The excessive media exposure of the devastating tsunami that struck All Japan news in March had an unexpected effect. It distorted the perception All Japan newsese have over what is dangerous and what not when it comes to this kind of disasters, making future prevention more difficult, according to a All Japan newsese professor.
Surveys conducted before and after the March disaster showed how perception shifted among All Japan newsese. When asked “What height of a tsunami would you consider dangerous?” about 70 percent of the respondents of a survey conducted before the March tsunami answered “less than 3 meters”, which is the correct answer.
“A 2-meter-high tsunami can completely destroy your house," said Satoko Oki, an assistant professor at the Earthquake Research Institute, University of Tokyo.
The same question was asked in April in a similar survey, but only 45 percent of the respondents answered correctly.
"So the damage lowered the risk assessment, it did not teach a lesson, but instead, it made the All Japan newsese people more vulnerable than before," Oki said.

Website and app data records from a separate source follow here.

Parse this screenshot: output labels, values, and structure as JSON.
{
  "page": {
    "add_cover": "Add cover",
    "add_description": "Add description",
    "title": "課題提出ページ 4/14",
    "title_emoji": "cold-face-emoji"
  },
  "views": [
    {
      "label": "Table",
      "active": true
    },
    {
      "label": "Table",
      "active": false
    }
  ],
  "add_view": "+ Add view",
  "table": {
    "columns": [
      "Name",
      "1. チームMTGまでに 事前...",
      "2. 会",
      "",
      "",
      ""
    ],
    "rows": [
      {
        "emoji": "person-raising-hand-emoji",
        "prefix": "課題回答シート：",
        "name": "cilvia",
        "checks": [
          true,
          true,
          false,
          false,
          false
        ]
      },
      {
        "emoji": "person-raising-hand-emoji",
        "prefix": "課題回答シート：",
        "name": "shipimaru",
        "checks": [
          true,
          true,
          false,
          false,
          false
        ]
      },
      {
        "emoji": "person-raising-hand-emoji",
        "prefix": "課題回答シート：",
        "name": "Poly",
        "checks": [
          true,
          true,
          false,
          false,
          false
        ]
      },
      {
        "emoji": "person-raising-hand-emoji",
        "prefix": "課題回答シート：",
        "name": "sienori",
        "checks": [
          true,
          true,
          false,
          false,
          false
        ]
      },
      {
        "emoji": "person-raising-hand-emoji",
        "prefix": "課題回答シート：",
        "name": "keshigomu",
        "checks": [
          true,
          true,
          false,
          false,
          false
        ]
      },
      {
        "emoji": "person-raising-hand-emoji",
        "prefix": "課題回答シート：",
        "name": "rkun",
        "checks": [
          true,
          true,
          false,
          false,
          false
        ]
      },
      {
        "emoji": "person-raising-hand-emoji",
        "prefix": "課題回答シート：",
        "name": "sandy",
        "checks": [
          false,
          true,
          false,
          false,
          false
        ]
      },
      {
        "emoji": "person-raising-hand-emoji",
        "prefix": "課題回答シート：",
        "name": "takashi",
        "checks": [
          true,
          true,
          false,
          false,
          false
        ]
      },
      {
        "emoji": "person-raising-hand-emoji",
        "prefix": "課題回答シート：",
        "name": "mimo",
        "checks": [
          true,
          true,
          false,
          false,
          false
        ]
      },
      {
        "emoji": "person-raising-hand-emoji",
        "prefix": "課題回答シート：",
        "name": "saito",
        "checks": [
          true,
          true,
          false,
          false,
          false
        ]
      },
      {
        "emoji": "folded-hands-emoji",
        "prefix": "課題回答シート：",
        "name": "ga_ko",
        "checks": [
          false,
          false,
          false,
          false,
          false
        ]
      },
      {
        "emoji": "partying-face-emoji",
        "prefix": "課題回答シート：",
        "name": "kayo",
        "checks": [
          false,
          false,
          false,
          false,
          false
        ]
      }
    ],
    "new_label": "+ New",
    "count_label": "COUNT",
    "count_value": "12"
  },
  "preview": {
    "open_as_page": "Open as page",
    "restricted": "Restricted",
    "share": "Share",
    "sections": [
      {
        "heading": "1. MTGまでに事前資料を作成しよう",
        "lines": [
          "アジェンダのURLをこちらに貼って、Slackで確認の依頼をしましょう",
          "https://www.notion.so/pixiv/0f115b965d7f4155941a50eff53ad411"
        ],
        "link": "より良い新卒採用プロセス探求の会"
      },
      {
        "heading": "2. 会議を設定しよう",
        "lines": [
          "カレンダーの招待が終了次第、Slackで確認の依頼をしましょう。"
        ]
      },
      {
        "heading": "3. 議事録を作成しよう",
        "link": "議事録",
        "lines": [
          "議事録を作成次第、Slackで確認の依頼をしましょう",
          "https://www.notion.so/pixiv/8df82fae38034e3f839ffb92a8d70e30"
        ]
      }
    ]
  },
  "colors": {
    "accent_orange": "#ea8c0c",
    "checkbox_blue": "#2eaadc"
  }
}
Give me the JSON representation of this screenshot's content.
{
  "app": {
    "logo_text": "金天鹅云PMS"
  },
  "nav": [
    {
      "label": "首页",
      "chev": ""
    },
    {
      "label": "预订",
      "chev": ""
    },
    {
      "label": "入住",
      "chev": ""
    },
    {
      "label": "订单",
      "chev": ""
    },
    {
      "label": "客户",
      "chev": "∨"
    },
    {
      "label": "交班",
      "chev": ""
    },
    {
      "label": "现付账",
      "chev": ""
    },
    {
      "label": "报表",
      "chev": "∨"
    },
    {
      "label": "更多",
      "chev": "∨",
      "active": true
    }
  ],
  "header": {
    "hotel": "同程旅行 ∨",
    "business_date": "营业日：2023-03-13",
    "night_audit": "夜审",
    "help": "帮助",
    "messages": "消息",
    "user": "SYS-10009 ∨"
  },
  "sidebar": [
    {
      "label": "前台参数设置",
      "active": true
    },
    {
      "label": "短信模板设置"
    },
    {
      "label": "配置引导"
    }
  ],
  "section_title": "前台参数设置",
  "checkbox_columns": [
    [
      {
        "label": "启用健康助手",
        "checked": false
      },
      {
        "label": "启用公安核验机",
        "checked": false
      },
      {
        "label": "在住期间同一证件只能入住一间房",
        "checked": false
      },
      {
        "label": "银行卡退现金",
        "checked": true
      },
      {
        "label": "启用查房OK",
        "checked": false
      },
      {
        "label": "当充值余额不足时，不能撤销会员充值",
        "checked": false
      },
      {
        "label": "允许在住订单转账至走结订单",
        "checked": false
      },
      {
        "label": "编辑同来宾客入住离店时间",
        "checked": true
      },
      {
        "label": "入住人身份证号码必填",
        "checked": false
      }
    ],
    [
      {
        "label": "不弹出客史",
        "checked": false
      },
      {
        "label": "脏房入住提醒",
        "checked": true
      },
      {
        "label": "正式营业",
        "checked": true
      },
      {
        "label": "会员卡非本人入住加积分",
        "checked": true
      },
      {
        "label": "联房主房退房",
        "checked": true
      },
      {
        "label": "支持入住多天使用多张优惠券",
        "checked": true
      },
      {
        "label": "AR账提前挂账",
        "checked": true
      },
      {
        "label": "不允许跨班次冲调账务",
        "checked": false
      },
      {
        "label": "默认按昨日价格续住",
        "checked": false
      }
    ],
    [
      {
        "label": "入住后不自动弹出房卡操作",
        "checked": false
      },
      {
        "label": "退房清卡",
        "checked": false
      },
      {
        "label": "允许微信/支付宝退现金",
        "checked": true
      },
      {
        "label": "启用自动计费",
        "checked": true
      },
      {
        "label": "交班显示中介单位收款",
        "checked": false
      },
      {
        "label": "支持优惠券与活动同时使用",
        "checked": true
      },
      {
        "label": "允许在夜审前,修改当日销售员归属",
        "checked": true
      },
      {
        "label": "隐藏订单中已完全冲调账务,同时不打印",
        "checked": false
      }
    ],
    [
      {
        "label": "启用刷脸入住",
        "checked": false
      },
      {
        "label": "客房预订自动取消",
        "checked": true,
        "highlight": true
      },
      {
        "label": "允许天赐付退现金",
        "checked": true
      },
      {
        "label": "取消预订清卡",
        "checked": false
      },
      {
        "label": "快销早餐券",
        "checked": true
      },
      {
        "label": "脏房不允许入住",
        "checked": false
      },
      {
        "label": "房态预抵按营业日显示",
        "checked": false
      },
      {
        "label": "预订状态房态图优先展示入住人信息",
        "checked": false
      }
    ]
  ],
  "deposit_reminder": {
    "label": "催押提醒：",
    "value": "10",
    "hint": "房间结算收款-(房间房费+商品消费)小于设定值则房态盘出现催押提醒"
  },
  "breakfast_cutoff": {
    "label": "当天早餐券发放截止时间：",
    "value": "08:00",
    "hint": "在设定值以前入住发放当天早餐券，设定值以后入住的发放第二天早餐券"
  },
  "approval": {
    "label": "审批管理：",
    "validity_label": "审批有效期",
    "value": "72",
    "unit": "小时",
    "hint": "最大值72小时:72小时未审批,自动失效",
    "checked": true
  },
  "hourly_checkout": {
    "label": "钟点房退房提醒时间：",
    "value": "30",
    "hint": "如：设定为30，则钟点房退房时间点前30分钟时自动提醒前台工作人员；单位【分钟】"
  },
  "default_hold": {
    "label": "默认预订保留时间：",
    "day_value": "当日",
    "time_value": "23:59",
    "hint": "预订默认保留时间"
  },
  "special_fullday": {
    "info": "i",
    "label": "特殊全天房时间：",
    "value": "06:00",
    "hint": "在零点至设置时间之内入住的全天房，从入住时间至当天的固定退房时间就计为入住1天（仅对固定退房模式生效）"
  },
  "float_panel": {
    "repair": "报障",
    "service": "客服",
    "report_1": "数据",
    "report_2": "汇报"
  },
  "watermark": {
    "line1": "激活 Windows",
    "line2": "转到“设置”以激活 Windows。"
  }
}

Because All Japan newsese kept hearing the high numbers indicating the height of the waves over and over again, they started to evaluate the risks posed by tsunamis against those numbers, she explained. To avoid that people associate a smaller height with less danger, Oki recommended that public reports, including press reports, should present the real danger of small tsunamis, and not only the values registered in March.